Exercise objective → Scan the listing below. Return every line containing the string "this".

Data listing →

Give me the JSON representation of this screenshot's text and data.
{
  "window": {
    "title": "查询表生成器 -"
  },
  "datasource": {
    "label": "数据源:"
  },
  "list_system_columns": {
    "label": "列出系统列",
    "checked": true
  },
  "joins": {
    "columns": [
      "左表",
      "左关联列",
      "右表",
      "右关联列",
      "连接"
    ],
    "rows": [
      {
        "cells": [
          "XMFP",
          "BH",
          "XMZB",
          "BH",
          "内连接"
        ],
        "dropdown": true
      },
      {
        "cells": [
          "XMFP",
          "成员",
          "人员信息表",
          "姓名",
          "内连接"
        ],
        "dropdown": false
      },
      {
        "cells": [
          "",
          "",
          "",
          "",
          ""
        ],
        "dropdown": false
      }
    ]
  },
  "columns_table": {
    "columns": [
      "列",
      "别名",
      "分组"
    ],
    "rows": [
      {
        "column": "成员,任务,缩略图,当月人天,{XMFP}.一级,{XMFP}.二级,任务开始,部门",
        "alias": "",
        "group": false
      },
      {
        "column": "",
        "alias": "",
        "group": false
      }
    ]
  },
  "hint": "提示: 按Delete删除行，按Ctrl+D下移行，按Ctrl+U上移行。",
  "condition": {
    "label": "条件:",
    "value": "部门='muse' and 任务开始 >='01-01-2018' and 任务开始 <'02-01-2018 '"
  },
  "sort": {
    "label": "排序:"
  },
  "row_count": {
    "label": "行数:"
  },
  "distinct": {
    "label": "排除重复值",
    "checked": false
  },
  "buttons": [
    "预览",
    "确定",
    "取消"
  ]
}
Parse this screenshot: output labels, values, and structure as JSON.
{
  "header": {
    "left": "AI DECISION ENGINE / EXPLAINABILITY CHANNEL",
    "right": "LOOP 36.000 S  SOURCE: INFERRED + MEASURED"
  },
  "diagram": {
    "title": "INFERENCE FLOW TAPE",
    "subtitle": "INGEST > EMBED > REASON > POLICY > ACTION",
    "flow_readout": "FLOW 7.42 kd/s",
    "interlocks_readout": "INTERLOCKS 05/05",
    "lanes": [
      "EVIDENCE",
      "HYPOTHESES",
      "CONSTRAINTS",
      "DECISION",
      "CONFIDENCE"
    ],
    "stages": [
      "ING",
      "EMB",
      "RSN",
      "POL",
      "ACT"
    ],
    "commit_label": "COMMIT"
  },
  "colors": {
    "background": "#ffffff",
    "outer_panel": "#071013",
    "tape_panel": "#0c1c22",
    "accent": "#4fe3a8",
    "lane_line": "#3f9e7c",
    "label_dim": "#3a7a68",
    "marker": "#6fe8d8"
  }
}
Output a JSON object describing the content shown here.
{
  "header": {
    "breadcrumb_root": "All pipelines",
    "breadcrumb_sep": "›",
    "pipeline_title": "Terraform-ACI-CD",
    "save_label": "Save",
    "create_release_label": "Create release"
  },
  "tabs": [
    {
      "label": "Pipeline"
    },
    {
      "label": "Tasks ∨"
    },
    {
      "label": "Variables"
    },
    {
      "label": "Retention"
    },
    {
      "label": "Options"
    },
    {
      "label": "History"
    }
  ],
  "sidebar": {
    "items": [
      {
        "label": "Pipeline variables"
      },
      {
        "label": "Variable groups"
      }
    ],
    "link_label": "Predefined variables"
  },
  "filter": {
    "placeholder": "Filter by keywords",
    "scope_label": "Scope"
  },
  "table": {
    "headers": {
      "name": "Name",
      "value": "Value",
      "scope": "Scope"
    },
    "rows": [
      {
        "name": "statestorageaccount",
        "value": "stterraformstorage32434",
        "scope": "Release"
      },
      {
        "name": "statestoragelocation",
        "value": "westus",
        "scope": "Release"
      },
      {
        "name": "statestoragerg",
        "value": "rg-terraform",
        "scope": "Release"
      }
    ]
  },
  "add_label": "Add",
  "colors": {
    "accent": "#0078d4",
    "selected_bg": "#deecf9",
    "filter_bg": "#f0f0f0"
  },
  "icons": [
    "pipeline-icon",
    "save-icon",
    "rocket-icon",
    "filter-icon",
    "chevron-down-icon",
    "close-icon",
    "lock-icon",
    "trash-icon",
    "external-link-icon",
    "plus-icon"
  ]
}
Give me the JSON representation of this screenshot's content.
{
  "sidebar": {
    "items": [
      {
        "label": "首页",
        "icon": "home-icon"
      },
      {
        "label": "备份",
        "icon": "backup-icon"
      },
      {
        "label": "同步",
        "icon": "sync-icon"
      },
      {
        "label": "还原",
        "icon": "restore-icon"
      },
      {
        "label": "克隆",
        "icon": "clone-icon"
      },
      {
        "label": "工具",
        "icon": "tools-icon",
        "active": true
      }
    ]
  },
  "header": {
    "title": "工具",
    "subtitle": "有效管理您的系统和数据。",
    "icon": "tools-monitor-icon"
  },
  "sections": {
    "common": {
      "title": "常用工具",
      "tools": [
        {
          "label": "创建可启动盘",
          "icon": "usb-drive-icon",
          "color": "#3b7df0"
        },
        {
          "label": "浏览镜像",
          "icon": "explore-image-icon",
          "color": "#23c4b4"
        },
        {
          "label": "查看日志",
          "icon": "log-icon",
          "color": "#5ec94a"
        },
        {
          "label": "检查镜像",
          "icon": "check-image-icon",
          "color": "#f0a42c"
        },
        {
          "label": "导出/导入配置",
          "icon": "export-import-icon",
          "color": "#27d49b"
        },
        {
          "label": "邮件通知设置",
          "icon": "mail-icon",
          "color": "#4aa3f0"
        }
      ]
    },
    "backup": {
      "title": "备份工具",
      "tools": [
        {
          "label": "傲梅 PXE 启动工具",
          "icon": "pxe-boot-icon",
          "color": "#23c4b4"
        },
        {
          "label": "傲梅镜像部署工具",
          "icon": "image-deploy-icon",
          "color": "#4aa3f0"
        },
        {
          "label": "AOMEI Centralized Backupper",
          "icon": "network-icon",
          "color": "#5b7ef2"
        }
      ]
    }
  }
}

Response to the task →
Give me the JSON representation of this screenshot's text and data.
Parse this screenshot: output labels, values, and structure as JSON.
Give me the JSON representation of this screenshot's content.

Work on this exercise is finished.